Problem requirements
The required output is every entry below, copied exactly.

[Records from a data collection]
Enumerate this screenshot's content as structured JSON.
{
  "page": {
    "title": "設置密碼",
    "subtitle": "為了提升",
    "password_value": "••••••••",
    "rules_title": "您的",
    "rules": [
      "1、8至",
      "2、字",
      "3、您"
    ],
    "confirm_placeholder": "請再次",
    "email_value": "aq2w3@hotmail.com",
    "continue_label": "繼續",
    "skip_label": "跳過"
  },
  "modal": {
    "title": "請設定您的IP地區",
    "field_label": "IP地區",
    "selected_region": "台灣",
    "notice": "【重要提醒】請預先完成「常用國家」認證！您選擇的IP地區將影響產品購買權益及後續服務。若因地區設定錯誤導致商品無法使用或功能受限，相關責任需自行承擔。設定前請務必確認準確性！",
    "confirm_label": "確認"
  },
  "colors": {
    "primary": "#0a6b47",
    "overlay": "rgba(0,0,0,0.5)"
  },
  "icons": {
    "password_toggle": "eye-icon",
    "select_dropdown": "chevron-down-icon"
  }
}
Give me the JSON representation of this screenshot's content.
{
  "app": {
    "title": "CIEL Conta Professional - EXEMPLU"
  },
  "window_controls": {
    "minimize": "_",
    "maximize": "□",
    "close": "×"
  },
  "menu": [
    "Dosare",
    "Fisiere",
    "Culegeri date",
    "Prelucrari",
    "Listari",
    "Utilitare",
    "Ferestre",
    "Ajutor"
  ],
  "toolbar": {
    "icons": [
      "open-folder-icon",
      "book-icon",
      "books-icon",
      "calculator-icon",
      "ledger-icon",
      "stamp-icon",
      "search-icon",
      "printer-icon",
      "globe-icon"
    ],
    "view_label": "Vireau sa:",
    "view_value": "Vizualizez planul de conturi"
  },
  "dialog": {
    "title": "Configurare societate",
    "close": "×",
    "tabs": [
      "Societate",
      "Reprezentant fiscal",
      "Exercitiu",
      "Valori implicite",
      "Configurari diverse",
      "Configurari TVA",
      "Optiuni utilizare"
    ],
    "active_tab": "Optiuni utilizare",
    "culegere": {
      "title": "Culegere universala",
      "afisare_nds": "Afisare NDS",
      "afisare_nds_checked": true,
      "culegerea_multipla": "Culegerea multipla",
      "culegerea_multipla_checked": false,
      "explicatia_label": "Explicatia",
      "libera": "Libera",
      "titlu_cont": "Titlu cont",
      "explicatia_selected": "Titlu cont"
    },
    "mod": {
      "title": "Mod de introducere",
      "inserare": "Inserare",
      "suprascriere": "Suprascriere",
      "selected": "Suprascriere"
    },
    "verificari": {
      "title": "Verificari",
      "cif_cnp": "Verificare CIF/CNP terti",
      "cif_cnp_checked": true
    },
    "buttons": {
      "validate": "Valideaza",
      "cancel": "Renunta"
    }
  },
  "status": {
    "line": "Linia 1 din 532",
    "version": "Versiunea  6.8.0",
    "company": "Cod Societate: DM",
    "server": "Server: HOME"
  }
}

Reply to the exercise
Enumerate this screenshot's content as structured JSON.
{
  "page": {
    "title": "設置密碼",
    "subtitle": "為了提升",
    "password_value": "••••••••",
    "rules_title": "您的",
    "rules": [
      "1、8至",
      "2、字",
      "3、您"
    ],
    "confirm_placeholder": "請再次",
    "email_value": "aq2w3@hotmail.com",
    "continue_label": "繼續",
    "skip_label": "跳過"
  },
  "modal": {
    "title": "請設定您的IP地區",
    "field_label": "IP地區",
    "selected_region": "台灣",
    "notice": "【重要提醒】請預先完成「常用國家」認證！您選擇的IP地區將影響產品購買權益及後續服務。若因地區設定錯誤導致商品無法使用或功能受限，相關責任需自行承擔。設定前請務必確認準確性！",
    "confirm_label": "確認"
  },
  "colors": {
    "primary": "#0a6b47",
    "overlay": "rgba(0,0,0,0.5)"
  },
  "icons": {
    "password_toggle": "eye-icon",
    "select_dropdown": "chevron-down-icon"
  }
}
Give me the JSON representation of this screenshot's content.
{
  "app": {
    "title": "CIEL Conta Professional - EXEMPLU"
  },
  "window_controls": {
    "minimize": "_",
    "maximize": "□",
    "close": "×"
  },
  "menu": [
    "Dosare",
    "Fisiere",
    "Culegeri date",
    "Prelucrari",
    "Listari",
    "Utilitare",
    "Ferestre",
    "Ajutor"
  ],
  "toolbar": {
    "icons": [
      "open-folder-icon",
      "book-icon",
      "books-icon",
      "calculator-icon",
      "ledger-icon",
      "stamp-icon",
      "search-icon",
      "printer-icon",
      "globe-icon"
    ],
    "view_label": "Vireau sa:",
    "view_value": "Vizualizez planul de conturi"
  },
  "dialog": {
    "title": "Configurare societate",
    "close": "×",
    "tabs": [
      "Societate",
      "Reprezentant fiscal",
      "Exercitiu",
      "Valori implicite",
      "Configurari diverse",
      "Configurari TVA",
      "Optiuni utilizare"
    ],
    "active_tab": "Optiuni utilizare",
    "culegere": {
      "title": "Culegere universala",
      "afisare_nds": "Afisare NDS",
      "afisare_nds_checked": true,
      "culegerea_multipla": "Culegerea multipla",
      "culegerea_multipla_checked": false,
      "explicatia_label": "Explicatia",
      "libera": "Libera",
      "titlu_cont": "Titlu cont",
      "explicatia_selected": "Titlu cont"
    },
    "mod": {
      "title": "Mod de introducere",
      "inserare": "Inserare",
      "suprascriere": "Suprascriere",
      "selected": "Suprascriere"
    },
    "verificari": {
      "title": "Verificari",
      "cif_cnp": "Verificare CIF/CNP terti",
      "cif_cnp_checked": true
    },
    "buttons": {
      "validate": "Valideaza",
      "cancel": "Renunta"
    }
  },
  "status": {
    "line": "Linia 1 din 532",
    "version": "Versiunea  6.8.0",
    "company": "Cod Societate: DM",
    "server": "Server: HOME"
  }
}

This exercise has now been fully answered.